David Templeton asserted in Monday’s Tech that fraternities’ self-governance through the IFC is actually hurting fraternities. He argues that out of a desire to protect that self-governance the IFC is exceedingly harsh to members that violate its rules resulting in the IFC self-governance doing more harm than good. I find his assertions false on two grounds, first because in most cases the IFC is not exceedingly harsh and second because self-governance is an extremely important part of fraternity life.
On the first point, David argues that had any of the violations that fraternities are currently being punished for happened in a dorm, the administration would have been far more lenient than the IFC was to fraternities. He forgets that any IFC decision can be appealed to the MIT administration. In fact, the MIT administration approved the suspension of PBE but reduced the punishment from ten years to four. Furthermore, the IFC has clearly pre-established rules. The alleged violations were extremely serious — hazing by the IFC definition is an activity that endangers physical or mental health. Even more importantly, hazing is illegal in the Commonwealth of Massachusetts. Furthermore, openly alcoholic parties during Rush send the wrong message about the focus of fraternity life. Asserting that these infractions deserved leniency only encourages irresponsible behavior and could lead to state government involvement and negative stereotyping of fraternities. Whether or not the allegations are true is a matter for an entirely different discussion.

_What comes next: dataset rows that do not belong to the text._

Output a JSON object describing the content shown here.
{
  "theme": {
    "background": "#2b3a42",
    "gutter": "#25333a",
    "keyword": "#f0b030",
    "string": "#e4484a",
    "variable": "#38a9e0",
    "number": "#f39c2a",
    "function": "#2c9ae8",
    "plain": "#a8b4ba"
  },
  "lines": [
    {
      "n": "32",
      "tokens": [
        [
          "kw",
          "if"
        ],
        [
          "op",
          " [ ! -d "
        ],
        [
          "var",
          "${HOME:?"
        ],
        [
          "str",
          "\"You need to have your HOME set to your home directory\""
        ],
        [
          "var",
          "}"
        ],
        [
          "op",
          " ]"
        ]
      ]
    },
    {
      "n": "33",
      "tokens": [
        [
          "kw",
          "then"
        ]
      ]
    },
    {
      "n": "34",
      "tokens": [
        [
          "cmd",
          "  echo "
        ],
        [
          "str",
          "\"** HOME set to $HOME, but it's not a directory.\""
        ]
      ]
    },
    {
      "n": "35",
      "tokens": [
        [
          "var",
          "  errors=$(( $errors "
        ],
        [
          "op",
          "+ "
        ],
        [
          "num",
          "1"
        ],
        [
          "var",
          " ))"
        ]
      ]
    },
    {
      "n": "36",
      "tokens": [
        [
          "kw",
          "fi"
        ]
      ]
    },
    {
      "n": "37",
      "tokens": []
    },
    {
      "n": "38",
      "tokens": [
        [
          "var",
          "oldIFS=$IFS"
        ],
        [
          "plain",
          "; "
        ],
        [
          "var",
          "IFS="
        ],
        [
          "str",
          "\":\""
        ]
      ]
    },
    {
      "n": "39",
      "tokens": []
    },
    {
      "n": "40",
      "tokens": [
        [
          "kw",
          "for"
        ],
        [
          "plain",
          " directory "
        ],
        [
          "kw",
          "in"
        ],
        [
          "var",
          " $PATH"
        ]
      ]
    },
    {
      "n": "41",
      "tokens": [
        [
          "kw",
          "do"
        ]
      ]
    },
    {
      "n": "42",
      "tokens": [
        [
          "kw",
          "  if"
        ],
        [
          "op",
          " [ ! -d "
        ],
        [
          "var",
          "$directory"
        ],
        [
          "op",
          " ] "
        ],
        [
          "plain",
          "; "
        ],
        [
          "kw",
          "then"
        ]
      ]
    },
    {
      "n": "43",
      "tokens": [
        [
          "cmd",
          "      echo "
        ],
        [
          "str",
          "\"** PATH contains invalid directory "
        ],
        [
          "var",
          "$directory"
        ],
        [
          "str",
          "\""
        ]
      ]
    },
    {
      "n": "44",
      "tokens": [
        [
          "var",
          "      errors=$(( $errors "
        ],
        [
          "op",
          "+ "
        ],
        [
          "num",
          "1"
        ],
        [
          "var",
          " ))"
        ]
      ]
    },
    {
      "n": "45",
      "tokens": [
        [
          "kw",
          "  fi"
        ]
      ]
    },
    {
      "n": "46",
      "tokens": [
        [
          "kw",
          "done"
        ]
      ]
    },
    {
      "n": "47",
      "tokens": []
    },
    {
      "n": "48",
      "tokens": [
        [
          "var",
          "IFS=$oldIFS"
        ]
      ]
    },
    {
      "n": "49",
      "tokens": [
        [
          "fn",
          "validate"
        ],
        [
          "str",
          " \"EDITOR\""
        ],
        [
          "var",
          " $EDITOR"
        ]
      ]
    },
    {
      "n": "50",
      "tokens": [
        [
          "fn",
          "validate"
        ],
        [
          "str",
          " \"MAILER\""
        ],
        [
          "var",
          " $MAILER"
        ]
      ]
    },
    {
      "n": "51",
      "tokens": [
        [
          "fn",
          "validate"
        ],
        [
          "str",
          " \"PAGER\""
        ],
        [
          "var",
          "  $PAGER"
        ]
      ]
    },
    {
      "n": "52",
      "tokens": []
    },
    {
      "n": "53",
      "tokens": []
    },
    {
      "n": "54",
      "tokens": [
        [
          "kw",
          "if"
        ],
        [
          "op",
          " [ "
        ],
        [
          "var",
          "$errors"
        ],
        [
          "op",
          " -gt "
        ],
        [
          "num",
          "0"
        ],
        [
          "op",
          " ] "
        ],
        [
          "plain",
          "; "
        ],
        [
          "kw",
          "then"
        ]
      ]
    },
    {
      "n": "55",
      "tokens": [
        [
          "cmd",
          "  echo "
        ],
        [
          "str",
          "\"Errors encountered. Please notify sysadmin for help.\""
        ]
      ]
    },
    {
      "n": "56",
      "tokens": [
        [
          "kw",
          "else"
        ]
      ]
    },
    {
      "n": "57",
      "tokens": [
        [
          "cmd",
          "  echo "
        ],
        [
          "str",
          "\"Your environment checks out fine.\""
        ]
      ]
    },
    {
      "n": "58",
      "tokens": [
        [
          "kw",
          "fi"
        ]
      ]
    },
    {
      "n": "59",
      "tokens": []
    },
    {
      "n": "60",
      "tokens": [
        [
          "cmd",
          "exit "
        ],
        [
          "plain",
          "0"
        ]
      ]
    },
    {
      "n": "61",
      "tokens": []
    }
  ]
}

Templeton asserts that the punishments exacted on dorms aren’t slaps on the wrist, but the reality is that they are not serious disincentives. The punishments for dorms are not predefined, and if leniency is expected it only creates an uncertain environment that leads to more rules being broken. If a dorm has an alcohol related medical emergency, the punishments are minor and serious consequences don’t occur till several infractions have accumulated. There have been floors with multiple cases of alcohol poisoning in a single semester, something that is almost unheard of for a fraternity. Fraternities have much stricter risk management policies with respect to alcohol in part because of the IFC. The fact that it is easier to get alcohol poisoning in a dorm than a fraternity should not be an example to follow.
A violation at one dorm does not reflect poorly on all the other dorms. Parents will not pressure their kids to live off campus in the wake of a dorm incident, they will simply tell them to choose a different dorm. Fraternities, on the other hand, face serious stereotypes that we must combat on a regular basis. We form an important part of the MIT community and provide a great deal of benefits to campus as a whole — something most people outside of MIT don’t appreciate. A fraternity that fulfills the stereotype reflects poorly on the rest and results in people making false assumptions about Greek life at MIT, something that can only harm everyone involved.
Finally, I don’t think David realizes how important self-governance is to fraternity life. One of the most important aspects of fraternities is the ability to be entirely self-defined. You choose who your neighbors are, how your living space is arranged — almost every aspect of your life down to the rules that govern you are entirely self created. This is something that most floors, let alone dorms, just don’t have. Dorm residents don’t have the final voice in who they live with and how their living space is organized. Worst of all, the rules that define what dorms can and cannot do are, for the most part, established by outside entities. MIT will make the decisions that are best for the administration and not necessarily the students (or fraternities). If you need evidence of that, simply look at the new dining plan. Why should fraternities voluntarily subjugate themselves to that level of control when we are doing well governing ourselves? Giving up your on freedom for theoretical convenience is a slippery slope no one should want to go down, let alone the fraternities who offer a level of responsibility and freedom that most college students don’t until after graduation.
R. Krishna Esteva ’13 is a UA Senator representing Fraternities and a brother at Theta Chi.